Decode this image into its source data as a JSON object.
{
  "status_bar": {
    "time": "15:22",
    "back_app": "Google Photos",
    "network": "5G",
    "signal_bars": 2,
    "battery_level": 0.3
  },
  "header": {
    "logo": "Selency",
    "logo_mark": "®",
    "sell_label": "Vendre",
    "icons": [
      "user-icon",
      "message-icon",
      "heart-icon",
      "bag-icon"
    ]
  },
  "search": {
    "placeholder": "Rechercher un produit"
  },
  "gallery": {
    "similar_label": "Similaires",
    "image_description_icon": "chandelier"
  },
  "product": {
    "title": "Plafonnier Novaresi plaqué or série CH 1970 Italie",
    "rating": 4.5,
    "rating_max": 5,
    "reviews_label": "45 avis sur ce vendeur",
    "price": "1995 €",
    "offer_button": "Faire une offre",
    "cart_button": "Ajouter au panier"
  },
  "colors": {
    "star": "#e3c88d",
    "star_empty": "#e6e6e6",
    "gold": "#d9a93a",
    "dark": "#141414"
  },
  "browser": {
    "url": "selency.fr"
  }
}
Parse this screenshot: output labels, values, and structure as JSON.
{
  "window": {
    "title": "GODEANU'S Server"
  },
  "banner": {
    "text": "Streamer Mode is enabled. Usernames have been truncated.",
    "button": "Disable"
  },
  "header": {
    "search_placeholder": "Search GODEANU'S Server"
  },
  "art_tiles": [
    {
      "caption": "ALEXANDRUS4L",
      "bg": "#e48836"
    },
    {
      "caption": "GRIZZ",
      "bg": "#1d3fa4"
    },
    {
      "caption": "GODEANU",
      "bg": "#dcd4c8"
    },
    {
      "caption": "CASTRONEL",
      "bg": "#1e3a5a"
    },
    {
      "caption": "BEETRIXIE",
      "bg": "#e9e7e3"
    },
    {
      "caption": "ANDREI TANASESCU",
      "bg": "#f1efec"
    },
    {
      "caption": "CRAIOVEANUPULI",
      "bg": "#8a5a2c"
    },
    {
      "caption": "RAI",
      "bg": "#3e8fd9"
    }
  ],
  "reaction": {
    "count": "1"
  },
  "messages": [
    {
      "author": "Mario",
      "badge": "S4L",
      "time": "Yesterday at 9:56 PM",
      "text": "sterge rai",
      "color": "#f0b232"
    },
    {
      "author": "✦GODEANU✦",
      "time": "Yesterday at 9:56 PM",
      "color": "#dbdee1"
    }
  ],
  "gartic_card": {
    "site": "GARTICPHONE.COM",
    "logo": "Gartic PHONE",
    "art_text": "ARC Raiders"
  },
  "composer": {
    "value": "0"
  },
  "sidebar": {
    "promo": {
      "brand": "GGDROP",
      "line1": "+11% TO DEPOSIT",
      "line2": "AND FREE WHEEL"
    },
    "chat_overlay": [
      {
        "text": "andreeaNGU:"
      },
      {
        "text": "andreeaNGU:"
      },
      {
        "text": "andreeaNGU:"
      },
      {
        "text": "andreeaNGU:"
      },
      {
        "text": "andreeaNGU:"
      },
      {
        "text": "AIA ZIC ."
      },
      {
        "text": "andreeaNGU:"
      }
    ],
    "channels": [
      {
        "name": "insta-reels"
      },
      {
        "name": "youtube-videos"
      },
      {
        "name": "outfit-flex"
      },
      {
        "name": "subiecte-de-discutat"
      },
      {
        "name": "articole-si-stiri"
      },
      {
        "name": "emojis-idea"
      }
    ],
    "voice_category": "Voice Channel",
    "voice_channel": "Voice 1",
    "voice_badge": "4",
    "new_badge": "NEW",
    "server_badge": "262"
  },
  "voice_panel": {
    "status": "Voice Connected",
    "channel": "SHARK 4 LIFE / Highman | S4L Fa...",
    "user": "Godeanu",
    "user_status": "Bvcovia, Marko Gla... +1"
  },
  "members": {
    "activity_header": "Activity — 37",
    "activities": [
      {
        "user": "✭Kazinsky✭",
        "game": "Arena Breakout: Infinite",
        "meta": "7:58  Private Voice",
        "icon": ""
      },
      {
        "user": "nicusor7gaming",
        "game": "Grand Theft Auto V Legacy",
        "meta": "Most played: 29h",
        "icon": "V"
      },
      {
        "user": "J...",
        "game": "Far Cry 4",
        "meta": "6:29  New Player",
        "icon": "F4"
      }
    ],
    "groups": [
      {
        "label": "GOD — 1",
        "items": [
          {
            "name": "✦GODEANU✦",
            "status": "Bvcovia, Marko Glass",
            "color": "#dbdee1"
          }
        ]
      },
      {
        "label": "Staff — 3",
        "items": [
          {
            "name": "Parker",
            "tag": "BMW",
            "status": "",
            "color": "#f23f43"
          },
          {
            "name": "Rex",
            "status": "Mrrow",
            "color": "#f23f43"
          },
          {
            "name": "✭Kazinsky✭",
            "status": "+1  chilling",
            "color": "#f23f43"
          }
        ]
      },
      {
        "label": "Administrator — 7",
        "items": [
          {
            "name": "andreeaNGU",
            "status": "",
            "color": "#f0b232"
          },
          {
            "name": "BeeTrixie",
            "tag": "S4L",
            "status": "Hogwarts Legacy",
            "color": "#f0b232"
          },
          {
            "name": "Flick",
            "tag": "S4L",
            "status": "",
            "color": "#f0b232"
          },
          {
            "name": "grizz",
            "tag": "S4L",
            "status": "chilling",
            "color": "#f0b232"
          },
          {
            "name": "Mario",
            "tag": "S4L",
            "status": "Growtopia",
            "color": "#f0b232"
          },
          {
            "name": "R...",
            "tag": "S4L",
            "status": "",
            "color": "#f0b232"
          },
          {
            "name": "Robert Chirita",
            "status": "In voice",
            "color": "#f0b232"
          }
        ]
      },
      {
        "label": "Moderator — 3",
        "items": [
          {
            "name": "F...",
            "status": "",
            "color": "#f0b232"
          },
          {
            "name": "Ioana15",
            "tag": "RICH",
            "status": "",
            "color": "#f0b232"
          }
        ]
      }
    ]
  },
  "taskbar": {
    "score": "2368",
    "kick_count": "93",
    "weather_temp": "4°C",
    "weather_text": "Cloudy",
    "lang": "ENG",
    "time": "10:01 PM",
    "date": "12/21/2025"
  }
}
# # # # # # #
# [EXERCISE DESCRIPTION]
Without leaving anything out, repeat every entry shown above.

# [SOLUTION]
Decode this image into its source data as a JSON object.
{
  "status_bar": {
    "time": "15:22",
    "back_app": "Google Photos",
    "network": "5G",
    "signal_bars": 2,
    "battery_level": 0.3
  },
  "header": {
    "logo": "Selency",
    "logo_mark": "®",
    "sell_label": "Vendre",
    "icons": [
      "user-icon",
      "message-icon",
      "heart-icon",
      "bag-icon"
    ]
  },
  "search": {
    "placeholder": "Rechercher un produit"
  },
  "gallery": {
    "similar_label": "Similaires",
    "image_description_icon": "chandelier"
  },
  "product": {
    "title": "Plafonnier Novaresi plaqué or série CH 1970 Italie",
    "rating": 4.5,
    "rating_max": 5,
    "reviews_label": "45 avis sur ce vendeur",
    "price": "1995 €",
    "offer_button": "Faire une offre",
    "cart_button": "Ajouter au panier"
  },
  "colors": {
    "star": "#e3c88d",
    "star_empty": "#e6e6e6",
    "gold": "#d9a93a",
    "dark": "#141414"
  },
  "browser": {
    "url": "selency.fr"
  }
}
Parse this screenshot: output labels, values, and structure as JSON.
{
  "window": {
    "title": "GODEANU'S Server"
  },
  "banner": {
    "text": "Streamer Mode is enabled. Usernames have been truncated.",
    "button": "Disable"
  },
  "header": {
    "search_placeholder": "Search GODEANU'S Server"
  },
  "art_tiles": [
    {
      "caption": "ALEXANDRUS4L",
      "bg": "#e48836"
    },
    {
      "caption": "GRIZZ",
      "bg": "#1d3fa4"
    },
    {
      "caption": "GODEANU",
      "bg": "#dcd4c8"
    },
    {
      "caption": "CASTRONEL",
      "bg": "#1e3a5a"
    },
    {
      "caption": "BEETRIXIE",
      "bg": "#e9e7e3"
    },
    {
      "caption": "ANDREI TANASESCU",
      "bg": "#f1efec"
    },
    {
      "caption": "CRAIOVEANUPULI",
      "bg": "#8a5a2c"
    },
    {
      "caption": "RAI",
      "bg": "#3e8fd9"
    }
  ],
  "reaction": {
    "count": "1"
  },
  "messages": [
    {
      "author": "Mario",
      "badge": "S4L",
      "time": "Yesterday at 9:56 PM",
      "text": "sterge rai",
      "color": "#f0b232"
    },
    {
      "author": "✦GODEANU✦",
      "time": "Yesterday at 9:56 PM",
      "color": "#dbdee1"
    }
  ],
  "gartic_card": {
    "site": "GARTICPHONE.COM",
    "logo": "Gartic PHONE",
    "art_text": "ARC Raiders"
  },
  "composer": {
    "value": "0"
  },
  "sidebar": {
    "promo": {
      "brand": "GGDROP",
      "line1": "+11% TO DEPOSIT",
      "line2": "AND FREE WHEEL"
    },
    "chat_overlay": [
      {
        "text": "andreeaNGU:"
      },
      {
        "text": "andreeaNGU:"
      },
      {
        "text": "andreeaNGU:"
      },
      {
        "text": "andreeaNGU:"
      },
      {
        "text": "andreeaNGU:"
      },
      {
        "text": "AIA ZIC ."
      },
      {
        "text": "andreeaNGU:"
      }
    ],
    "channels": [
      {
        "name": "insta-reels"
      },
      {
        "name": "youtube-videos"
      },
      {
        "name": "outfit-flex"
      },
      {
        "name": "subiecte-de-discutat"
      },
      {
        "name": "articole-si-stiri"
      },
      {
        "name": "emojis-idea"
      }
    ],
    "voice_category": "Voice Channel",
    "voice_channel": "Voice 1",
    "voice_badge": "4",
    "new_badge": "NEW",
    "server_badge": "262"
  },
  "voice_panel": {
    "status": "Voice Connected",
    "channel": "SHARK 4 LIFE / Highman | S4L Fa...",
    "user": "Godeanu",
    "user_status": "Bvcovia, Marko Gla... +1"
  },
  "members": {
    "activity_header": "Activity — 37",
    "activities": [
      {
        "user": "✭Kazinsky✭",
        "game": "Arena Breakout: Infinite",
        "meta": "7:58  Private Voice",
        "icon": ""
      },
      {
        "user": "nicusor7gaming",
        "game": "Grand Theft Auto V Legacy",
        "meta": "Most played: 29h",
        "icon": "V"
      },
      {
        "user": "J...",
        "game": "Far Cry 4",
        "meta": "6:29  New Player",
        "icon": "F4"
      }
    ],
    "groups": [
      {
        "label": "GOD — 1",
        "items": [
          {
            "name": "✦GODEANU✦",
            "status": "Bvcovia, Marko Glass",
            "color": "#dbdee1"
          }
        ]
      },
      {
        "label": "Staff — 3",
        "items": [
          {
            "name": "Parker",
            "tag": "BMW",
            "status": "",
            "color": "#f23f43"
          },
          {
            "name": "Rex",
            "status": "Mrrow",
            "color": "#f23f43"
          },
          {
            "name": "✭Kazinsky✭",
            "status": "+1  chilling",
            "color": "#f23f43"
          }
        ]
      },
      {
        "label": "Administrator — 7",
        "items": [
          {
            "name": "andreeaNGU",
            "status": "",
            "color": "#f0b232"
          },
          {
            "name": "BeeTrixie",
            "tag": "S4L",
            "status": "Hogwarts Legacy",
            "color": "#f0b232"
          },
          {
            "name": "Flick",
            "tag": "S4L",
            "status": "",
            "color": "#f0b232"
          },
          {
            "name": "grizz",
            "tag": "S4L",
            "status": "chilling",
            "color": "#f0b232"
          },
          {
            "name": "Mario",
            "tag": "S4L",
            "status": "Growtopia",
            "color": "#f0b232"
          },
          {
            "name": "R...",
            "tag": "S4L",
            "status": "",
            "color": "#f0b232"
          },
          {
            "name": "Robert Chirita",
            "status": "In voice",
            "color": "#f0b232"
          }
        ]
      },
      {
        "label": "Moderator — 3",
        "items": [
          {
            "name": "F...",
            "status": "",
            "color": "#f0b232"
          },
          {
            "name": "Ioana15",
            "tag": "RICH",
            "status": "",
            "color": "#f0b232"
          }
        ]
      }
    ]
  },
  "taskbar": {
    "score": "2368",
    "kick_count": "93",
    "weather_temp": "4°C",
    "weather_text": "Cloudy",
    "lang": "ENG",
    "time": "10:01 PM",
    "date": "12/21/2025"
  }
}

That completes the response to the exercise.